Provided information —
'''

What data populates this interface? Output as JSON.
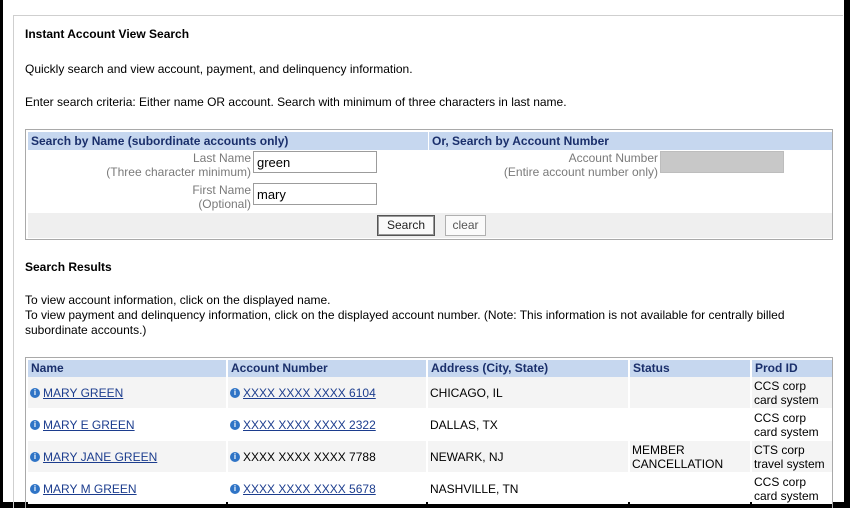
{
  "page": {
    "title": "Instant Account View Search",
    "description": "Quickly search and view account, payment, and delinquency information.",
    "criteria_note": "Enter search criteria: Either name OR account. Search with minimum of three characters in last name."
  },
  "search": {
    "by_name_header": "Search by Name (subordinate accounts only)",
    "by_account_header": "Or, Search by Account Number",
    "last_name_label": "Last Name",
    "last_name_hint": "(Three character minimum)",
    "last_name_value": "green",
    "first_name_label": "First Name",
    "first_name_hint": "(Optional)",
    "first_name_value": "mary",
    "account_label": "Account Number",
    "account_hint": "(Entire account number only)",
    "account_value": "",
    "search_button": "Search",
    "clear_button": "clear"
  },
  "results": {
    "title": "Search Results",
    "info_line1": "To view account information, click on the displayed name.",
    "info_line2": "To view payment and delinquency information, click on the displayed account number. (Note: This information is not available for centrally billed subordinate accounts.)",
    "columns": [
      "Name",
      "Account Number",
      "Address (City, State)",
      "Status",
      "Prod ID"
    ],
    "rows": [
      {
        "name": "MARY GREEN",
        "account": "XXXX XXXX XXXX 6104",
        "account_link": true,
        "address": "CHICAGO, IL",
        "status": "",
        "prod": "CCS corp card system"
      },
      {
        "name": "MARY E GREEN",
        "account": "XXXX XXXX XXXX 2322",
        "account_link": true,
        "address": "DALLAS, TX",
        "status": "",
        "prod": "CCS corp card system"
      },
      {
        "name": "MARY JANE GREEN",
        "account": "XXXX XXXX XXXX 7788",
        "account_link": false,
        "address": "NEWARK, NJ",
        "status": "MEMBER CANCELLATION",
        "prod": "CTS corp travel system"
      },
      {
        "name": "MARY M GREEN",
        "account": "XXXX XXXX XXXX 5678",
        "account_link": true,
        "address": "NASHVILLE, TN",
        "status": "",
        "prod": "CCS corp card system"
      }
    ]
  },
  "colors": {
    "header_bg": "#c6d7ef",
    "header_text": "#1a2f6b",
    "link": "#1c3d8e",
    "info_icon": "#2f74c6"
  },
  "icons": {
    "info": "info-icon"
  }
}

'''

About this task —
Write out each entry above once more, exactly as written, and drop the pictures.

Answer area —
What data populates this interface? Output as JSON.
{
  "page": {
    "title": "Instant Account View Search",
    "description": "Quickly search and view account, payment, and delinquency information.",
    "criteria_note": "Enter search criteria: Either name OR account. Search with minimum of three characters in last name."
  },
  "search": {
    "by_name_header": "Search by Name (subordinate accounts only)",
    "by_account_header": "Or, Search by Account Number",
    "last_name_label": "Last Name",
    "last_name_hint": "(Three character minimum)",
    "last_name_value": "green",
    "first_name_label": "First Name",
    "first_name_hint": "(Optional)",
    "first_name_value": "mary",
    "account_label": "Account Number",
    "account_hint": "(Entire account number only)",
    "account_value": "",
    "search_button": "Search",
    "clear_button": "clear"
  },
  "results": {
    "title": "Search Results",
    "info_line1": "To view account information, click on the displayed name.",
    "info_line2": "To view payment and delinquency information, click on the displayed account number. (Note: This information is not available for centrally billed subordinate accounts.)",
    "columns": [
      "Name",
      "Account Number",
      "Address (City, State)",
      "Status",
      "Prod ID"
    ],
    "rows": [
      {
        "name": "MARY GREEN",
        "account": "XXXX XXXX XXXX 6104",
        "account_link": true,
        "address": "CHICAGO, IL",
        "status": "",
        "prod": "CCS corp card system"
      },
      {
        "name": "MARY E GREEN",
        "account": "XXXX XXXX XXXX 2322",
        "account_link": true,
        "address": "DALLAS, TX",
        "status": "",
        "prod": "CCS corp card system"
      },
      {
        "name": "MARY JANE GREEN",
        "account": "XXXX XXXX XXXX 7788",
        "account_link": false,
        "address": "NEWARK, NJ",
        "status": "MEMBER CANCELLATION",
        "prod": "CTS corp travel system"
      },
      {
        "name": "MARY M GREEN",
        "account": "XXXX XXXX XXXX 5678",
        "account_link": true,
        "address": "NASHVILLE, TN",
        "status": "",
        "prod": "CCS corp card system"
      }
    ]
  },
  "colors": {
    "header_bg": "#c6d7ef",
    "header_text": "#1a2f6b",
    "link": "#1c3d8e",
    "info_icon": "#2f74c6"
  },
  "icons": {
    "info": "info-icon"
  }
}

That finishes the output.